|February 13, 2012
Tension in the Air
The controversy over the European Union’s Emissions Trading Scheme (EU-ETS) aviation rule continued to escalate last week. The rule came into effect on January 1, 2012, and requires all airlines to account for greenhouse gas emissions flying to and from the EU regardless of point of origin. In the US, Congress took action against the E.U. policy in the Federal Aviation Administration (FAA) bill, which passed the House and Senate in early February not on the same day. The bill includes important but non-binding opposition to the EU-ETS rule. Although the provision is less inflammatory than House and Senate bills, banning US airlines from complying with the EU-ETS rule, it sends a signal to Brussels of the United States’ continued opposition to the rule. President Obama has until Friday to sign the bill.

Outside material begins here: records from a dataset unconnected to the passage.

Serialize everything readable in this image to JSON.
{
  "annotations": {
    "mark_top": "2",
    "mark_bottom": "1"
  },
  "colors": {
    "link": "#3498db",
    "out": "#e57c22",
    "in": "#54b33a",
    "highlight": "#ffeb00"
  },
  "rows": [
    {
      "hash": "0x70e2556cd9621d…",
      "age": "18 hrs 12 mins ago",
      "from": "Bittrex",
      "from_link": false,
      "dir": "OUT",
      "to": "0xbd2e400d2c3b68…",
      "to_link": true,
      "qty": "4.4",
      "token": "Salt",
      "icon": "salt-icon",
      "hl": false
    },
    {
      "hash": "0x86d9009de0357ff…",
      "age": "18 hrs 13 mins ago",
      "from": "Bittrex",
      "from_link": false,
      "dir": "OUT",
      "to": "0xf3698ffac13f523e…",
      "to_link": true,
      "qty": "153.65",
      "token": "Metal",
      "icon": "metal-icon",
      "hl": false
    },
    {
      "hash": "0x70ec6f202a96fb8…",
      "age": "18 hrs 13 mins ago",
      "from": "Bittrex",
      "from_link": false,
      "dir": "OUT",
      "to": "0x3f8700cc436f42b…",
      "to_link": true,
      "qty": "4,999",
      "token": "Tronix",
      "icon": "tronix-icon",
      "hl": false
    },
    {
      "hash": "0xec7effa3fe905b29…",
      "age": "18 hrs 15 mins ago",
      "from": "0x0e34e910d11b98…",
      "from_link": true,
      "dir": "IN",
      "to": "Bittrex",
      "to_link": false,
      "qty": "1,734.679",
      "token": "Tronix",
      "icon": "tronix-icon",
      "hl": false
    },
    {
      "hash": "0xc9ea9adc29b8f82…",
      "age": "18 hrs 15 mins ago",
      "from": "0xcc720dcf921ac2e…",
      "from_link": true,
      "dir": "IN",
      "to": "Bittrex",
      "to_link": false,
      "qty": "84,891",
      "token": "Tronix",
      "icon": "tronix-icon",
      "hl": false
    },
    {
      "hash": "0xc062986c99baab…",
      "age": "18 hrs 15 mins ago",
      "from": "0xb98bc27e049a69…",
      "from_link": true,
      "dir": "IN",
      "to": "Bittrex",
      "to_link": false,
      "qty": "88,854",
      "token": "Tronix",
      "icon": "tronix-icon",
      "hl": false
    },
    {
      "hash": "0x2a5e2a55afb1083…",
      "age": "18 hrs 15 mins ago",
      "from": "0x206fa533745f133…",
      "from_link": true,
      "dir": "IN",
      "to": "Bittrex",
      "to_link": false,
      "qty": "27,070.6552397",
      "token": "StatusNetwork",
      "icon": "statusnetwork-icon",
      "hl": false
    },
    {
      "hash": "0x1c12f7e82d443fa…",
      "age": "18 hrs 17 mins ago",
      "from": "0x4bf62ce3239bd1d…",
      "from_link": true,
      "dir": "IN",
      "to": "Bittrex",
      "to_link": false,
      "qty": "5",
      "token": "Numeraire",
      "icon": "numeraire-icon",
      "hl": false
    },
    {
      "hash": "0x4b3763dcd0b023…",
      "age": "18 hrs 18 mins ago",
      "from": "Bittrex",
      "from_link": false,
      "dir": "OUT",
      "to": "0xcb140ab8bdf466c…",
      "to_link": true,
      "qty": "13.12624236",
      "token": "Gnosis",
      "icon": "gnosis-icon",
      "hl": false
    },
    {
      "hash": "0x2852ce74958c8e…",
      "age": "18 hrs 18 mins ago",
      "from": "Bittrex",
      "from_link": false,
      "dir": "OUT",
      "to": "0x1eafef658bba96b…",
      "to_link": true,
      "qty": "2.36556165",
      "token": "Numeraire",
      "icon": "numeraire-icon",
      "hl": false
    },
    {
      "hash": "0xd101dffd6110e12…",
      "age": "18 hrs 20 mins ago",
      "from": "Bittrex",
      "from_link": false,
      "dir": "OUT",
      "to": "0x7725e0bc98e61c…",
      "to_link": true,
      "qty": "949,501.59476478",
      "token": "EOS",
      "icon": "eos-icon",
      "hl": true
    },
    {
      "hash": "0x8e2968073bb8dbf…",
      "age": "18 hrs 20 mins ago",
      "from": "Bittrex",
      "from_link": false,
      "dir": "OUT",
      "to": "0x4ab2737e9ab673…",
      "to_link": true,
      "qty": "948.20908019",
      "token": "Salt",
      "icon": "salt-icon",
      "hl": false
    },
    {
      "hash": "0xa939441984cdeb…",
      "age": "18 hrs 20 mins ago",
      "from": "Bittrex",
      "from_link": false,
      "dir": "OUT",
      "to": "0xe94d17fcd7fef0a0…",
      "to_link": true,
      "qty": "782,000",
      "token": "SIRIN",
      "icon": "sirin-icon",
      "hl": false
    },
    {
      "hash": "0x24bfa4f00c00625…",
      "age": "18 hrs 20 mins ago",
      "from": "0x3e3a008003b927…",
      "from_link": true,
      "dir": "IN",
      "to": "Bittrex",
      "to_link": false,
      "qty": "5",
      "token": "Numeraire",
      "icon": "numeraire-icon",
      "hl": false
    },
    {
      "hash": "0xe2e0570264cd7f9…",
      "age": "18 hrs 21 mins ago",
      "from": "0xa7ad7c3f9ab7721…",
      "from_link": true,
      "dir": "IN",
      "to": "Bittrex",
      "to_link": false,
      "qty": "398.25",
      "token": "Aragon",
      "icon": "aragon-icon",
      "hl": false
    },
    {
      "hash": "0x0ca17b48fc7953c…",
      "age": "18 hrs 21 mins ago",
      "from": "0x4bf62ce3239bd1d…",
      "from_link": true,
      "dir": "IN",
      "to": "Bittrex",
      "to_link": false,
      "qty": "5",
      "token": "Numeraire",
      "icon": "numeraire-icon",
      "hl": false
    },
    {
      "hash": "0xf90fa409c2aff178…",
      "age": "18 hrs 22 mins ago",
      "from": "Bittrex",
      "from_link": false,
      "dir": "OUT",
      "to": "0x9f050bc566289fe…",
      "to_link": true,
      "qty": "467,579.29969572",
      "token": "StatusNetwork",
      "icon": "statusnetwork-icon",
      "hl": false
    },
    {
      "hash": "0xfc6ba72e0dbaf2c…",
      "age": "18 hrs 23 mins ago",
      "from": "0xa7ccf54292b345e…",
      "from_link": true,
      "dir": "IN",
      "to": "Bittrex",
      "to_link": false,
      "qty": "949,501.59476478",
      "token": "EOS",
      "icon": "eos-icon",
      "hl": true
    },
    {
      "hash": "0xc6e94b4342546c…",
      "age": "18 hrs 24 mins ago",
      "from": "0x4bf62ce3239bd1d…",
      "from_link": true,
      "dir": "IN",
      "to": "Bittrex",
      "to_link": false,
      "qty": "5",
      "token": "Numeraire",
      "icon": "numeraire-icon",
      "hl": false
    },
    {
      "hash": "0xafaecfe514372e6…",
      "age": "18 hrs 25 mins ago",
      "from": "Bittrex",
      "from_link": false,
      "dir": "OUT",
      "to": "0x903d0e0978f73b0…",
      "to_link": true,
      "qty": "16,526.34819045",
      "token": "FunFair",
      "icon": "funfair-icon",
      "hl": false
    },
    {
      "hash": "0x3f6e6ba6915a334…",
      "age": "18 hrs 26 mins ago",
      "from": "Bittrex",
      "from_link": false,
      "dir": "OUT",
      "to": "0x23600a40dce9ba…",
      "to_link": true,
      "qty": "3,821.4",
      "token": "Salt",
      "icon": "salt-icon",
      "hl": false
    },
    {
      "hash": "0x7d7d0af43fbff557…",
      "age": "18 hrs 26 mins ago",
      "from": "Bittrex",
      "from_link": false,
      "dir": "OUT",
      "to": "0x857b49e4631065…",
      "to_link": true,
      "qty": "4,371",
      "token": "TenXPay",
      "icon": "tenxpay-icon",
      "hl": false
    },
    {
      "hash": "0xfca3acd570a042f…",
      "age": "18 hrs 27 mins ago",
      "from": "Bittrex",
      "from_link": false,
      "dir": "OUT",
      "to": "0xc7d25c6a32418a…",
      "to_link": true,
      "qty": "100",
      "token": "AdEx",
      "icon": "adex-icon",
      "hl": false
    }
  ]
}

News of opposition to the EU-ETS aviation rule continued abroad as conflicting reports indicated that China may have passed a law barring its airlines from complying with the EU-ETS rule. This aggressive move by China occurred just ahead of a February 14 Beijing summit, at which the EU will seek China’s assistance to ease its debt crisis. According to media reports, on February 21 a group of 26 countries (including the US, Russia, India and China) will meet in Moscow to discuss its next plan of action over the EU’s rule on aviation. This group of countries formed an unlikely “coalition of the unwilling,” and adopted the ‘Delhi Declaration’ last September that opposes the EU-ETS move on aviation, terming it, “inconsistent with the international legal regimes.” The intentions of the coalition of the unwilling have been at best perplexing, particularly since it has been reported that the airline carriers of almost half the countries in this coalition will not be affected by the new rules.
Further, it is now widely known that the airline industry is one of the fastest growing emitters of GHGs. If no action is taken to curb this trend and current growth rates in the industry are allowed to continue, aviation emissions are expected to increase 150 percent by 2030 (going by 2006 atmospheric CO2 levels). Globally, the airline industry is solely responsible for approximately 3 percent of all greenhouse gas emissions each year, with US airlines being the biggest emitters.
Meanwhile, bilateral negotiations between the EU and some countries have begun. Last week, after bilateral talks, India Times reported that India and the EU stuck to their respective stands on the aviation rule, but decided “to resolve their differences urgently.” Despite escalating opposition and indications from some that this could lead to a trade war, the EU has vowed to stand firm. Connie Hedegaard, the EU Commissioner for Climate Action, was quoted via twitter as saying “Dear press, calm down. One misquote does not change the fact: the EU will not suspend its legislation which includes aviation into the ETS.”
United States airline companies are “complying under protest” according to a vice president of communications at Airlines for America (A4A). Earlier this year, Delta Airlines became the first US airline to impose a $3 charge on tickets to and from EU airports. Other US airlines that operate flights to the EU have followed suit. No payment to the EU-ETS scheme is due until 2013; thus, there is an opportunity between now and then for countries to show a willingness to negotiate a global binding agreement on emissions from the aviation sector. Just this past weekend, Reuters reported that global airlines had called for a “UN brokered deal to prevent a row over aviation emissions between China and the European Union spilling into a damaging trade war.” Signs that the EU is willing to show some flexibility have emerged. According to the New York Times, during a conference in Brussels, an EU official indicated that the EU could suspend parts of the new law if countries were to make clear progress this year toward establishing a global emissions control system. However, in an editorial on aviation, the Financial Times zeroed in by saying “ ….any deal should be no less ambitious than the EU’s proposal. A watered-down agreement would be unwelcome.”
On the domestic front, legislators continued to use transportation bills to include other unscrupulous provisions. Reports last week indicate that there may be an effort to attach a provision to expedite the Keystone XL pipeline to the Senate’s bipartisan highway funding bill, which is a two-year, $109 billion plan to upgrade roads, bridges and transit systems. The Keystone provision would allow work to begin immediately on all but the most sensitive portions of the Canada-to-Texas project. Legislators are expected to file their amendment as soon as today, prompting environmental groups to cry foul at the move in a letter. For the next 24 hours, 350.org and a coalition of more than 35 organizations are uniting to blitz the Senate with messages from across the country demanding that they reject Keystone XL. For more information, see the action alert below.
Susan Tambi Matambo, International Policy Coordinator